Blogpost Part 2highlights the main points of the PESTLE analysis undertaken, and then guides you through a more detailed PESTLE analysis of the external business environment of Avoca_________________________________________________________________________
We’ve seen the high level view of the sector in which Avoca operates in blogpost 1 of this series. We also looked at the highlights of of a detailed PESTLE analysis in blogpost 2. In this third and final blogpost of the series, we look at where Avoca may need to focus on now in terms of meeting the current and future challenges of the business in the business environment in which it operates.
From the application and analysis of the SWOT, PESTLE, Porters 5 Forces and various other models used, it is evident that Avoca will need to address a number of aspects around the the external environment of their business.
They need to budget for any increase in VAT on the services sector as although lobbying through industry groups can help there is no certainty the tax rate of 9% will be maintained into the future.
The same applies for business and service rates which will rise in the near future as the effect of the recent Local Government Reform Act 2014 will mean the local government bodies and not the Irish Government, will need to raise more revenue to fund day to day operations.
Avoca, like other businesses in retail today, will need to recognize the key drivers for change, especially in the technological areas. Greater investment in I.T. will need to be made in order to meet the future needs, requirements and expectations of their customers and suppliers.
Innovations in mobile point of sale and other 1 touch payment solutions means Avoca and the rest of the retail sector need to start now to scale up their Ecommerce capabilities in order to substantially future proof their business.
Another key area that Avoca needs to be more focused upon is the existing legal structure of the company. If Avoca plan to scale the business and grow, then greater clarity around its legal construct is needed if they are to try and raise finances from private equity funds or venture capitalists.

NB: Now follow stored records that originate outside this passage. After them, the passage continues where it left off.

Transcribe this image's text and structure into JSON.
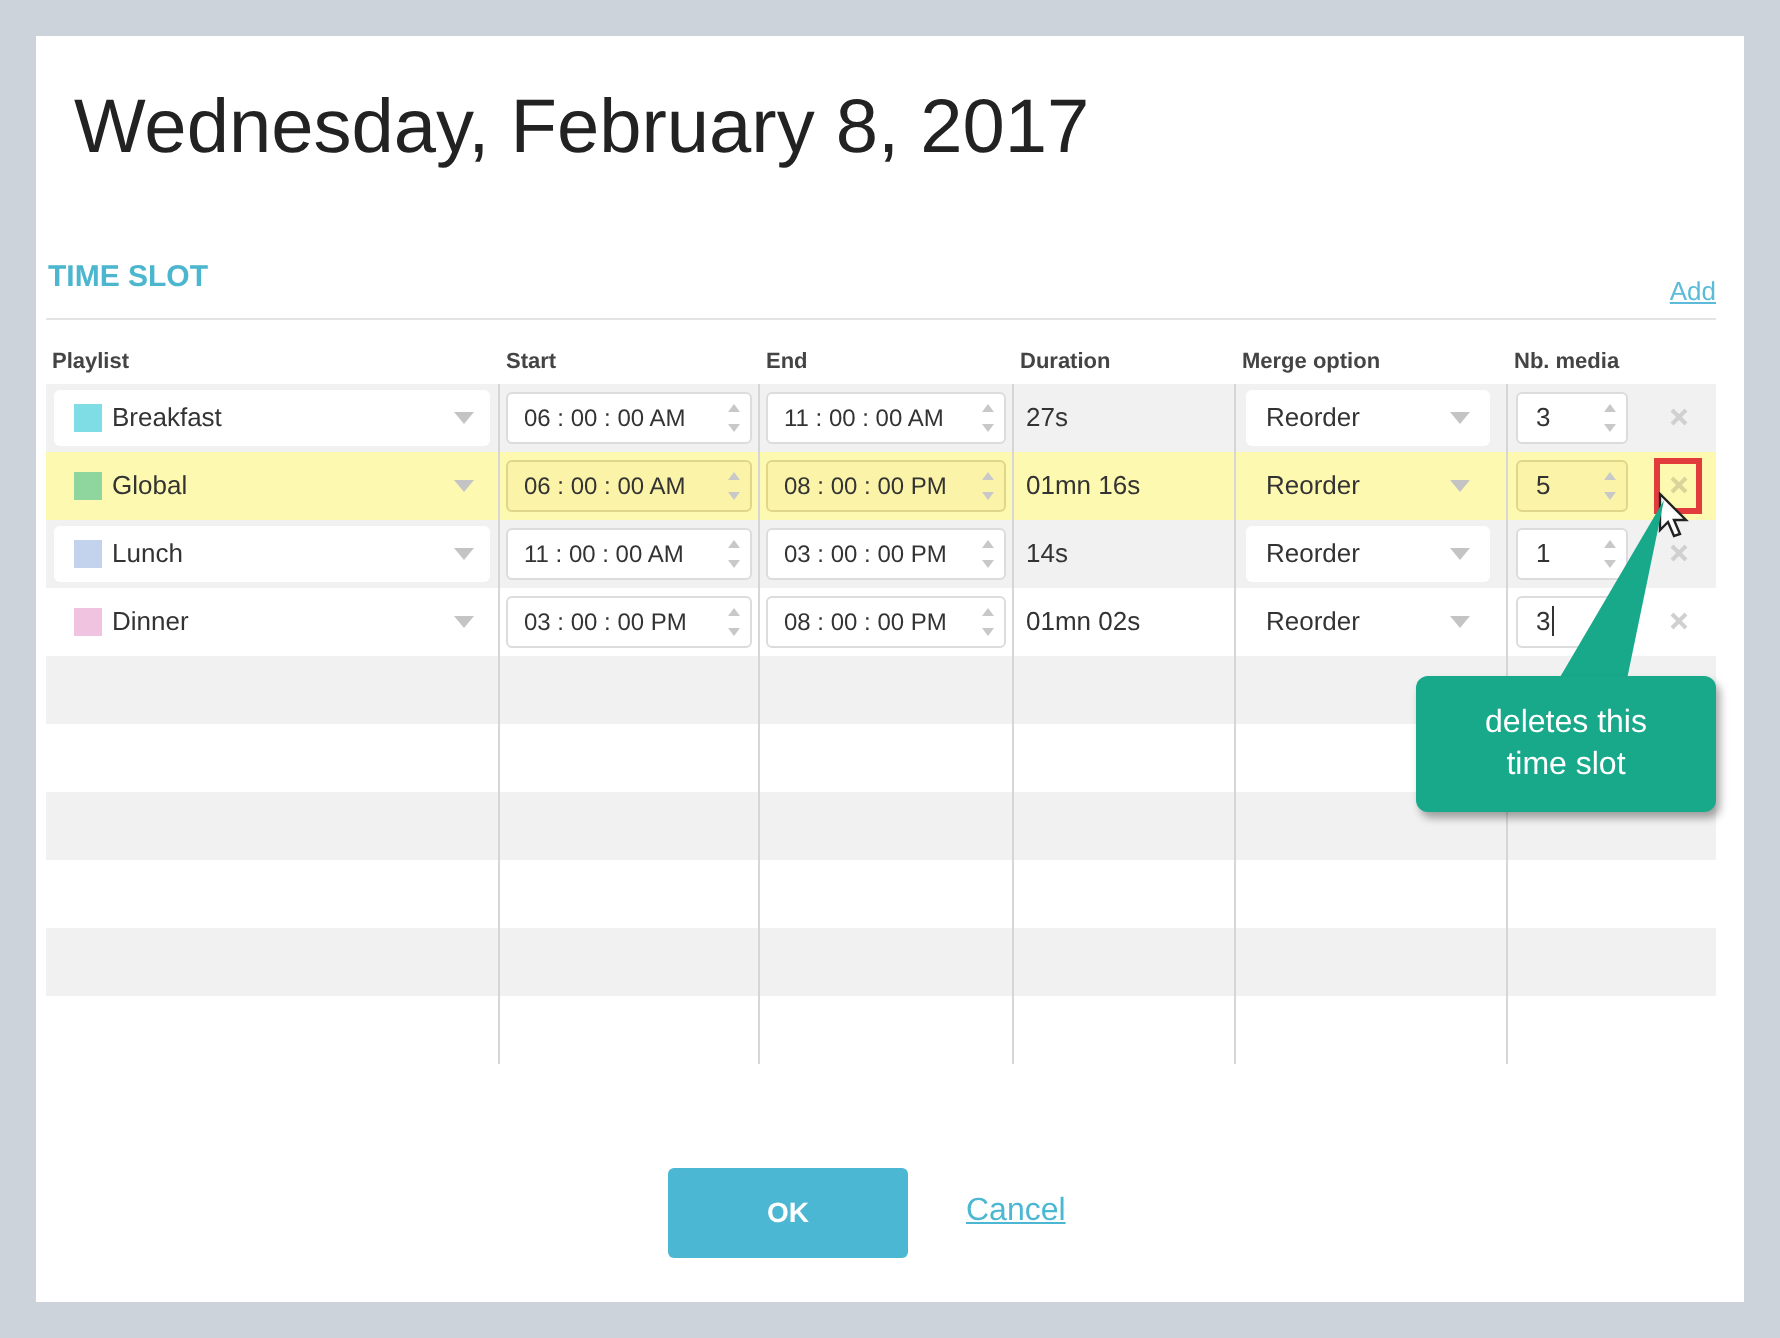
{
  "dialog": {
    "title": "Wednesday, February 8, 2017"
  },
  "section": {
    "title": "TIME SLOT",
    "add_link": "Add"
  },
  "columns": [
    "Playlist",
    "Start",
    "End",
    "Duration",
    "Merge option",
    "Nb. media"
  ],
  "rows": [
    {
      "playlist": "Breakfast",
      "color": "#7fdde6",
      "start": "06 : 00 : 00 AM",
      "end": "11 : 00 : 00 AM",
      "duration": "27s",
      "merge": "Reorder",
      "nb_media": "3",
      "selected": false,
      "delete_highlighted": false,
      "focused": false
    },
    {
      "playlist": "Global",
      "color": "#8fd69e",
      "start": "06 : 00 : 00 AM",
      "end": "08 : 00 : 00 PM",
      "duration": "01mn 16s",
      "merge": "Reorder",
      "nb_media": "5",
      "selected": true,
      "delete_highlighted": true,
      "focused": false
    },
    {
      "playlist": "Lunch",
      "color": "#c3d3ee",
      "start": "11 : 00 : 00 AM",
      "end": "03 : 00 : 00 PM",
      "duration": "14s",
      "merge": "Reorder",
      "nb_media": "1",
      "selected": false,
      "delete_highlighted": false,
      "focused": false
    },
    {
      "playlist": "Dinner",
      "color": "#f0c3e0",
      "start": "03 : 00 : 00 PM",
      "end": "08 : 00 : 00 PM",
      "duration": "01mn 02s",
      "merge": "Reorder",
      "nb_media": "3",
      "selected": false,
      "delete_highlighted": false,
      "focused": true
    }
  ],
  "callout": {
    "text": "deletes this time slot"
  },
  "buttons": {
    "ok": "OK",
    "cancel": "Cancel"
  }
}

A major driver for change is the resurgence of the commercial property market in Dublin. Avoca have some upwards only leases and the profits they have been using to expand the business organically may be soaked up once more in higher rents and rates. They will need to prepare for this key driver by perhaps decoupling or divesting part of the overall business in order to minimize exposure to risk.